Kwitshana has distinguished herself in mentoring masters and PhD emerging researchers while ensuring their research projects address problems facing South African communities.

Kwitshana told ukznonline that immunology was an evolving field with very few medical technologists of her day moving to academia. The Honorary Fellowship recognised her progression from medical technology to medical science; transcending barriers and stereotypes.

The Dean of MUT’s Faculty of Natural Sciences, Professor Nokwethemba Ndlazi, said she was proud of Kwitshana who has ‘raised herself to be among the very few prolific academics in the field of medical science with both national and international presence’.

According to Kwitshana, South Africa needs more professionals trained in immunology – the study of the immune system – as the field is the “cornerstone” for every disease process.

In 2011, Kwitshana published one of South Africa’s first papers in the medical journal: BMC Infectious Diseases looking at immunological interactions between HIV and neglected parasitic/tropical diseases (NTD), particularly intestinal worms. This was followed by another commentary publication on the topic published in the world's leading scientific journal: The Lancet.

Kwitshana argued that HIV, malaria and TB had taken centre-stage in medical research. This resulted in parasitic diseases being neglected which happened at a hefty cost as the diseases had an impact in the pathogenesis of “bigger” diseases.  ‘NTDs affect a large number of people at any one point with long term consequences, therefore the cumulative economic and health impact are astronomical.’

Not only were they considered as diseases of the poor, but Kwitshana said NTDs contributed significantly to the morbidity and possibly mortality caused by the other high priority diseases. ‘They are neglected because their disease symptoms are very subtle.’

Kwitshana said in areas where there was poor sanitation and lack of clean water supplies, the environment was conducive for the development of tropical diseases because infected people excrete the eggs into the environment.

‘These eggs contaminate the river or dam water and contaminate the vegetation. If there is a lack of clean water people use the available water sources and are not likely to be able to wash fruit and vegetables to rid the eggs of faecal contamination. One female roundworm can lay more than 200 000 eggs per day, and in under resourced environments, high transmission is inevitable. It ends up becoming a vicious cycle.’
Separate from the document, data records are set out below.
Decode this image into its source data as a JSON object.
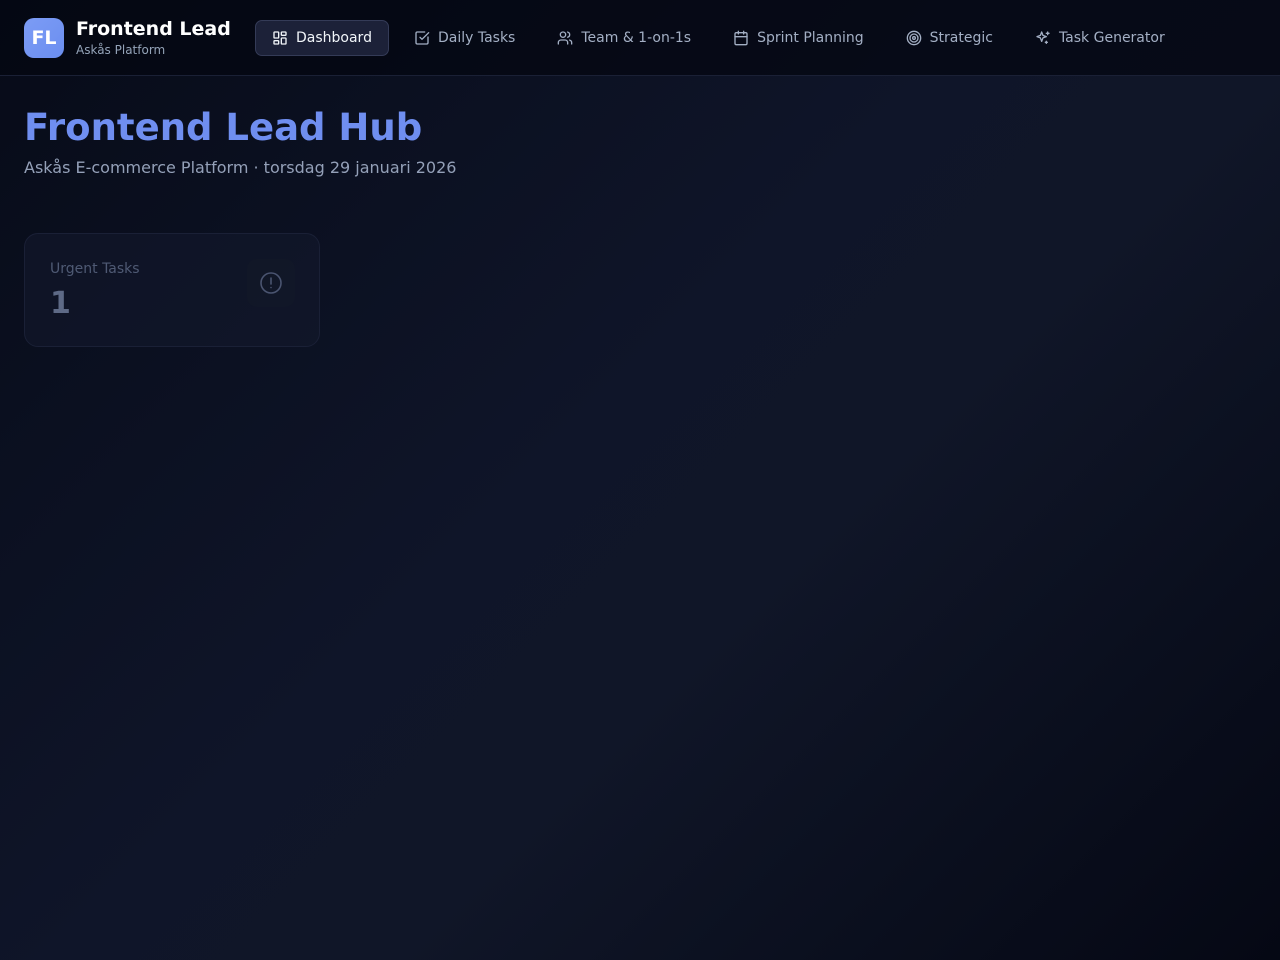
{
  "brand": {
    "logo_text": "FL",
    "title": "Frontend Lead",
    "subtitle": "Askås Platform"
  },
  "nav": {
    "items": [
      {
        "label": "Dashboard",
        "icon": "dashboard-icon",
        "active": true
      },
      {
        "label": "Daily Tasks",
        "icon": "checkbox-icon",
        "active": false
      },
      {
        "label": "Team & 1-on-1s",
        "icon": "users-icon",
        "active": false
      },
      {
        "label": "Sprint Planning",
        "icon": "calendar-icon",
        "active": false
      },
      {
        "label": "Strategic",
        "icon": "target-icon",
        "active": false
      },
      {
        "label": "Task Generator",
        "icon": "sparkles-icon",
        "active": false
      }
    ]
  },
  "header": {
    "title": "Frontend Lead Hub",
    "subtitle": "Askås E-commerce Platform · torsdag 29 januari 2026"
  },
  "stats": [
    {
      "label": "Urgent Tasks",
      "value": "1",
      "icon": "alert-circle-icon"
    }
  ],
  "colors": {
    "accent": "#6f8ef0",
    "logo_bg": "#7c9cf5",
    "background": "#0f1529"
  }
}
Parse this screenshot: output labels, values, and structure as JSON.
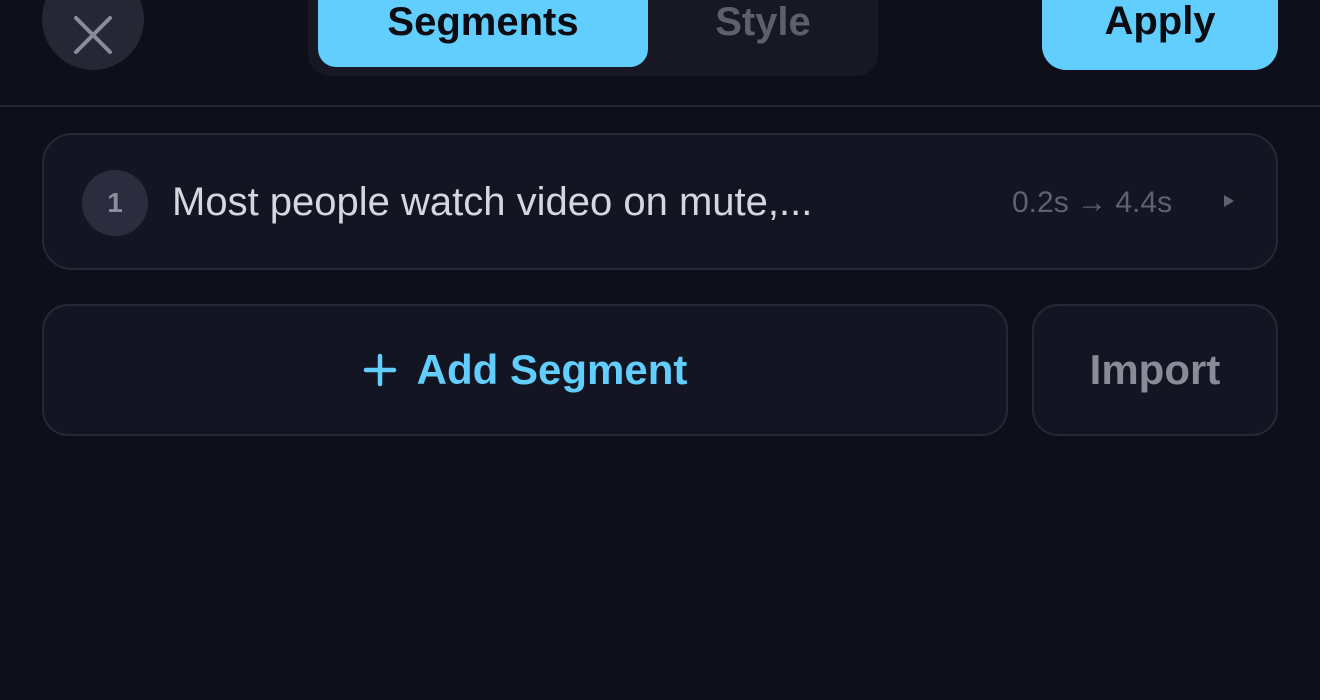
{
  "header": {
    "close_icon": "close-icon",
    "tabs": [
      {
        "label": "Segments",
        "active": true
      },
      {
        "label": "Style",
        "active": false
      }
    ],
    "apply_label": "Apply"
  },
  "segments": [
    {
      "index": "1",
      "text": "Most people watch video on mute,...",
      "time": "0.2s → 4.4s",
      "expand_icon": "play-triangle-icon"
    }
  ],
  "actions": {
    "add_icon": "plus-icon",
    "add_label": "Add Segment",
    "import_label": "Import"
  },
  "colors": {
    "accent": "#62cefd",
    "background": "#0e0f1a",
    "card": "#141522",
    "border": "#262737"
  }
}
As a result, Kwitshana and the Deputy Director for Communicable Diseases Control formed a task team which is assisting the National Department of Health (DoH) in developing a strategic plan to control parasitic diseases in the country.

Kwitshana said mass treatment for schools, especially in rural areas, was one way of addressing the problem according to guidelines set by the World Health Organization. The task team is advocating the down-scheduling of some of the drugs used to treat parasitic infections as the commonly used Schedule IV drugs need to be administered by a health professional.

Kwitshana is currently supervising two PhD and three Masters Candidates in immunology and co-infection.

author email : memelal@ukzn.ac.za